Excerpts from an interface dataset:

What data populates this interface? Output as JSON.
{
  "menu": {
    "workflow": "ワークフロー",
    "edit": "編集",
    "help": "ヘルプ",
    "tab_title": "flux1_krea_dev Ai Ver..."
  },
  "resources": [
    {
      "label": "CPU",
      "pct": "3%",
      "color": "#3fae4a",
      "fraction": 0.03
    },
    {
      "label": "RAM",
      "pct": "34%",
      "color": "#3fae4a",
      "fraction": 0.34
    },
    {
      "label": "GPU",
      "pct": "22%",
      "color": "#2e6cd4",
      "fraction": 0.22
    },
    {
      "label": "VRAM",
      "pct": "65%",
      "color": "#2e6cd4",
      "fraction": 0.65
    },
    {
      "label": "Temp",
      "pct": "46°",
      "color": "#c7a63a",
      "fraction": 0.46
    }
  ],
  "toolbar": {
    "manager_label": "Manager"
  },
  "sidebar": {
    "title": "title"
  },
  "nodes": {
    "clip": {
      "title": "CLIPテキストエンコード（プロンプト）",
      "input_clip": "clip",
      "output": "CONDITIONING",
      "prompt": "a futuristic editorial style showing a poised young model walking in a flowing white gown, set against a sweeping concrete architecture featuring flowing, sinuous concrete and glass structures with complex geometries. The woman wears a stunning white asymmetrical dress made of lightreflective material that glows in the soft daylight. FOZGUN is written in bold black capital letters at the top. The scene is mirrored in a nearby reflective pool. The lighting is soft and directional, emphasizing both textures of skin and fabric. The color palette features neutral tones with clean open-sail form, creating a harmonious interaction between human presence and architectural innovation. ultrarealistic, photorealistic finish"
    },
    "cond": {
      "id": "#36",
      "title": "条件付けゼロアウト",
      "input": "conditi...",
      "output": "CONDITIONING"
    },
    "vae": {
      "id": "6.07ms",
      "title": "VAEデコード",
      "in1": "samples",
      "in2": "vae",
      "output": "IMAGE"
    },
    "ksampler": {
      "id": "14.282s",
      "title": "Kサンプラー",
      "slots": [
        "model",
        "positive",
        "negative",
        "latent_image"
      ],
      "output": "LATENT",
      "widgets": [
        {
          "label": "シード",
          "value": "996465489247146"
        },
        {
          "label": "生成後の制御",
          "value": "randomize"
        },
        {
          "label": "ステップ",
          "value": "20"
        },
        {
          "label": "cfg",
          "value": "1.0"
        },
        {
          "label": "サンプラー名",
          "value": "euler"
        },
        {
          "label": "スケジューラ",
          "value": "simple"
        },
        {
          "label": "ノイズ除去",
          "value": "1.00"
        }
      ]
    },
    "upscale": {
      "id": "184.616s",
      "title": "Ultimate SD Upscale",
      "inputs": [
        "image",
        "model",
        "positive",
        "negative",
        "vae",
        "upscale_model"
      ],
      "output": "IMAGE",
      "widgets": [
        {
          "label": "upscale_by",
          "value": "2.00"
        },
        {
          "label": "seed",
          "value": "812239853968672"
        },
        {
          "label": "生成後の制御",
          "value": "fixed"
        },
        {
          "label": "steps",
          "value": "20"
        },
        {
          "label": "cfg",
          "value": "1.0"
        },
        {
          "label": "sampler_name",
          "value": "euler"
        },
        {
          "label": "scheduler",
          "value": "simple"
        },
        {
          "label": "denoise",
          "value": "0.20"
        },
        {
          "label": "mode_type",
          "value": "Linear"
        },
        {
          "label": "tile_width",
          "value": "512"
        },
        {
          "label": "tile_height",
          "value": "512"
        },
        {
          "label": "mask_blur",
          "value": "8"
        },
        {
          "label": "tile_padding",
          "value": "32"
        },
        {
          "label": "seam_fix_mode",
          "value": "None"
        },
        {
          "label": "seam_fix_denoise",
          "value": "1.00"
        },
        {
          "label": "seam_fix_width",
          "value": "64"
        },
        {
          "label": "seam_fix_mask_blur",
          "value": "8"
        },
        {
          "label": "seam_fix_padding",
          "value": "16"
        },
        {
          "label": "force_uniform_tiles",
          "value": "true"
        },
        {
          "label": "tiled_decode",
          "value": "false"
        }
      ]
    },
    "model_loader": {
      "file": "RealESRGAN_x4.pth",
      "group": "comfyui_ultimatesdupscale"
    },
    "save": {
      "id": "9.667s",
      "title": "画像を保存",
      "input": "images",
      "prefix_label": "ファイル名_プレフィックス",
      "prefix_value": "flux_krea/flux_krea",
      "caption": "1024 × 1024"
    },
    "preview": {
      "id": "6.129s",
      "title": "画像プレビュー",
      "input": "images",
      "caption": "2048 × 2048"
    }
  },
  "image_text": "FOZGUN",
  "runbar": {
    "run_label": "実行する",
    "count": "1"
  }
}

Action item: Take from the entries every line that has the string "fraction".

Task response:
      "fraction": 0.03
      "fraction": 0.34
      "fraction": 0.22
      "fraction": 0.65
      "fraction": 0.46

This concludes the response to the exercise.